I used to think that miracles all happened 2,000 years ago when Jesus Christ physically walked the earth as a man. Since December 25, 1978, I’ve known better.
My brother’s family (him, his wife, 12-year-old son, and 10-year-old daughter) drove from Georgia to North Carolina for Christmas. Beth – the daughter – had been sick and they’d given her aspirin and put her to bed at the home of my sister-in-law’s parents. It was the afternoon before Christmas.
A couple of hours later, they tried to wake Beth up, but she was unconscious. They rushed her to the nearest hospital. The doctors and nurses were baffled as to what could be wrong with Beth. At random times, she would scream out and it would take several adults to hold her in the hospital bed.
Suddenly, on that evening – Christmas Eve – the pediatrician on the case suddenly remembered having seen a similar case while in medical school. He ordered specific lab tests and rushed the vials to the lab himself.
When he came back to Beth’s room, he told her parents and brother that there was an ambulance waiting to take Beth and her mother to Duke Hospital in Durham, North Carolina. He told them that Beth had Reyes Syndrome.

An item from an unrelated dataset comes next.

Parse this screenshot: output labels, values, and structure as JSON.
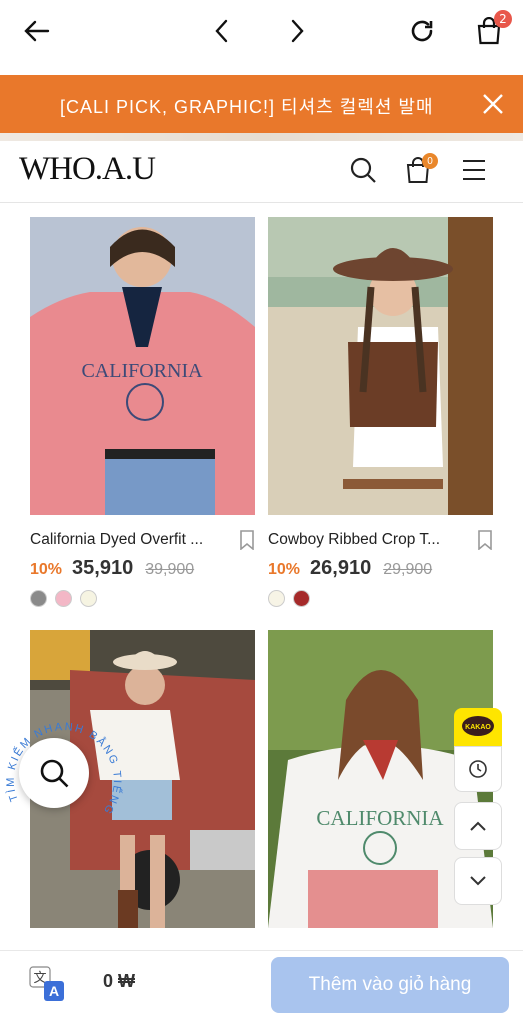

He told them that some children survive it and some don’t. There was no cure for it, and he couldn’t guarantee that Beth would survive the trip to Duke.
My brother and nephew drove the 125 miles to Durham after being told not to even think about trying to keep up with the ambulance.
Arriving safely at Duke, Beth was placed in the intensive care unit for children. The family was told there was nothing to do but pray and wait. Pray, we all did.
The next morning was, of course, Christmas Day. After a sleepless night, my mother, sister, and I rose early and drove to Durham. This was before cell phones and texting, so during that two-hour trip we had no idea what was happening with Beth. We didn’t know if she would still be alive when we got there.
When we arrived at Duke Hospital’s pediatric ICU, we were greeted with smiles. While the nurse was in the room checking on another patient that morning, Beth woke up and asked, “Has Santa Claus come yet?”
Little was known then about Reyes Syndrome. The connection between it and children taking aspirin had not been established. None of us had even heard of the illness.
The doctors at Duke kept Beth for more than a week to continue to test and observe her. They followed her grades in school for a year. They were looking for any sign of brain damage. There was none. They told Beth’s parents that they had never seen a child come out of a Reyes Syndrome coma so suddenly or completely. They said there was no medical explanation for it.
Beth returned to Georgia and continued to have a perfect record in school. She went on to university and earned a degree in math before having a rewarding career in Information Technology with a major airline. She married and is the mother of two high school and college age daughters.
I cannot imagine how our lives would have changed if Beth had died in 1978. She is a joy in the life of everyone she knows. I can’t imagine life without her husband and their two daughters.
And I can’t let a single Christmas pass without remembering Christmas of 1978 when I learned that miracles do still happen.